At school, we duly sat our “Highers,” most of them in a heat wave! In August Mr Thomas bravely took a group of us to Paris. What an inspiring guide he was and what a wonderful trip we had! We stayed in a large hostel and were served French peasant food, which I unexpectedly enjoyed. I particularly remember the pungent smell and taste of garlic. We climbed the Eiffel Tower, had a boat ride on The Seine and visited the lovely Versailles Palace. I also had my first taste of red wine and some of the boys had rather too much! It was great fun and an unforgettable experience.
All of us in the Upper VIth, had now formally left school, of course. Most were ready to go on to Higher Education. Some of the boys, however, chose to do their National Service first. My ambition was to be a school teacher and I left for College with my good friend Margo in late September that year. My family moved from Pontycymmer to Bridgend in 1957. I thoroughly enjoyed my teaching career in London before moving with my Scottish husband and two small children to Caerleon in 1972. Over the years I have revisited the Garw with Peter and my mother, both, alas, now deceased.

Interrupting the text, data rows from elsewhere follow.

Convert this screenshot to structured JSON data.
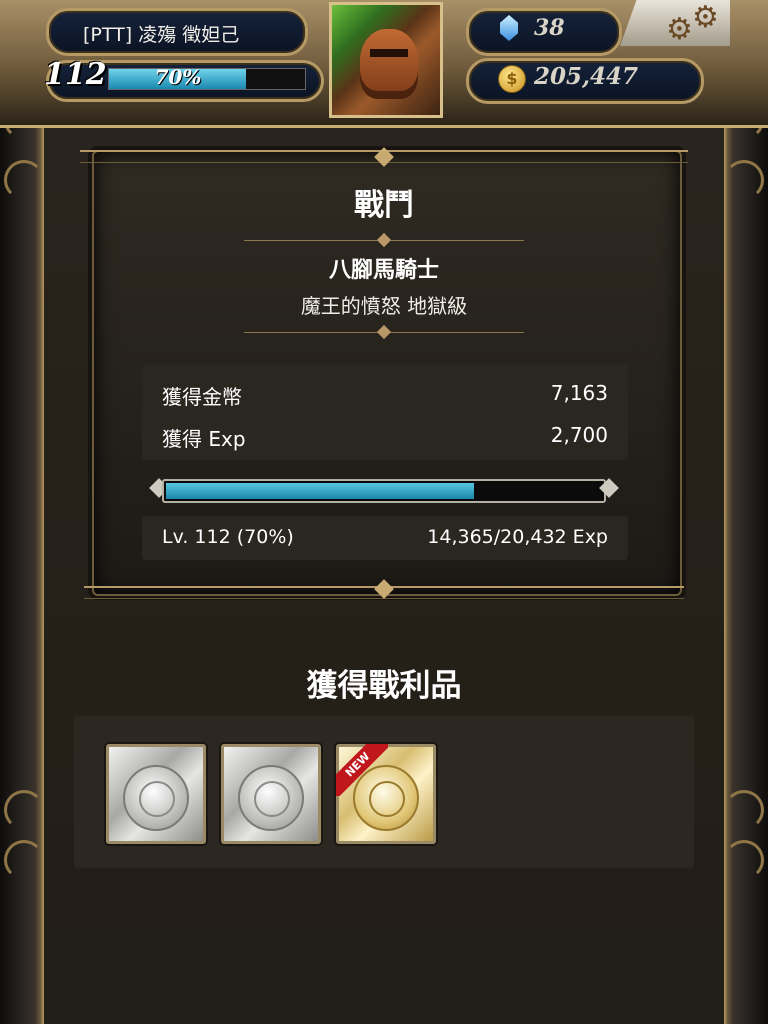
{
  "player": {
    "name": "[PTT] 凌殤 徵妲己",
    "level": "112",
    "exp_percent_text": "70%",
    "exp_fraction": 0.7,
    "gems": "38",
    "gold": "205,447"
  },
  "battle": {
    "title": "戰鬥",
    "enemy_name": "八腳馬騎士",
    "stage": "魔王的憤怒 地獄級",
    "gold_label": "獲得金幣",
    "gold_value": "7,163",
    "exp_label": "獲得 Exp",
    "exp_value": "2,700",
    "exp_bar_fraction": 0.7,
    "level_text": "Lv. 112 (70%)",
    "exp_progress": "14,365/20,432 Exp"
  },
  "loot": {
    "title": "獲得戰利品",
    "items": [
      {
        "type": "silver-medal-card",
        "badge": ""
      },
      {
        "type": "silver-medal-card",
        "badge": ""
      },
      {
        "type": "gold-medal-card",
        "badge": "NEW"
      }
    ]
  },
  "colors": {
    "exp_bar": "#1a86aa",
    "new_ribbon": "#c0171d",
    "frame_gold": "#b59a66"
  }
}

Daisy was 96 when she died and still in possession of all her faculties. We never failed to have our fish and chips from the Waun Bant chip shop! Peter (Blacklaws) wrote a lovely song called “I Married a Garw Girl” which he sang on “All Kinds of Everything”, an HTV show of the early’80s. He was accompanied by The Risca Male Voice Choir. My family is very proud of that song.
Of course the valley has changed considerably over the years, but some of my old haunts remain. I did find that 87 The Avenue was now the end house of the terrace, as the one next door had disappeared. I still felt alarmed by this! I treasure my memories of the Garw, however — it always weaves that magic spell, which only a valley child would understand. I hope that by giving you this glimpse into my past, I have partly conveyed the true essence of my early life. I value my heritage and never wish to have been brought up anywhere else.